▶ [PROBLEM DETAILS] Your output should consist of the data, copied exactly.

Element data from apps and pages
◇ ◇ ◇ ◇

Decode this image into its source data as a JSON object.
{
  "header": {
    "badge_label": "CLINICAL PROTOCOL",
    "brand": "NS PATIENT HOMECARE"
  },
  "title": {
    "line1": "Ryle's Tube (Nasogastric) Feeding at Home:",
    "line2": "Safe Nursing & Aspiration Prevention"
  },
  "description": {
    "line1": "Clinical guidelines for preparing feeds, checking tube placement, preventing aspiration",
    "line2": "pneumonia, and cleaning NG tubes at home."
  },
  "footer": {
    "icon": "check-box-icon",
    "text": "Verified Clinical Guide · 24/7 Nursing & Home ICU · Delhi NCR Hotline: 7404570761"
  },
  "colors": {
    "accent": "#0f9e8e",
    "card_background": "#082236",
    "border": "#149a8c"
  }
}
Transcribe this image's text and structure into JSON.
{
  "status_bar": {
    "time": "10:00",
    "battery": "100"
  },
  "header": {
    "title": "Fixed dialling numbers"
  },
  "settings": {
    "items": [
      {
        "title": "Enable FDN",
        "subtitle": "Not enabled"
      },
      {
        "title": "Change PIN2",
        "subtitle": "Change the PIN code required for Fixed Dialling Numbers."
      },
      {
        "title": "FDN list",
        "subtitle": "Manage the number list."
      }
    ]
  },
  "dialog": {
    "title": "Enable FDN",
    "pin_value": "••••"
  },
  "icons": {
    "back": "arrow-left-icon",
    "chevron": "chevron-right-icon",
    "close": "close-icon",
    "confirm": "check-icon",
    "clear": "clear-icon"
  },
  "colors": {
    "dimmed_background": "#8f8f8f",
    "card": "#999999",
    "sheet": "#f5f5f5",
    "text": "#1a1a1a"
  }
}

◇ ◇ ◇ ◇

▶ [SOLUTION FOR THIS TASK]
Decode this image into its source data as a JSON object.
{
  "header": {
    "badge_label": "CLINICAL PROTOCOL",
    "brand": "NS PATIENT HOMECARE"
  },
  "title": {
    "line1": "Ryle's Tube (Nasogastric) Feeding at Home:",
    "line2": "Safe Nursing & Aspiration Prevention"
  },
  "description": {
    "line1": "Clinical guidelines for preparing feeds, checking tube placement, preventing aspiration",
    "line2": "pneumonia, and cleaning NG tubes at home."
  },
  "footer": {
    "icon": "check-box-icon",
    "text": "Verified Clinical Guide · 24/7 Nursing & Home ICU · Delhi NCR Hotline: 7404570761"
  },
  "colors": {
    "accent": "#0f9e8e",
    "card_background": "#082236",
    "border": "#149a8c"
  }
}
Transcribe this image's text and structure into JSON.
{
  "status_bar": {
    "time": "10:00",
    "battery": "100"
  },
  "header": {
    "title": "Fixed dialling numbers"
  },
  "settings": {
    "items": [
      {
        "title": "Enable FDN",
        "subtitle": "Not enabled"
      },
      {
        "title": "Change PIN2",
        "subtitle": "Change the PIN code required for Fixed Dialling Numbers."
      },
      {
        "title": "FDN list",
        "subtitle": "Manage the number list."
      }
    ]
  },
  "dialog": {
    "title": "Enable FDN",
    "pin_value": "••••"
  },
  "icons": {
    "back": "arrow-left-icon",
    "chevron": "chevron-right-icon",
    "close": "close-icon",
    "confirm": "check-icon",
    "clear": "clear-icon"
  },
  "colors": {
    "dimmed_background": "#8f8f8f",
    "card": "#999999",
    "sheet": "#f5f5f5",
    "text": "#1a1a1a"
  }
}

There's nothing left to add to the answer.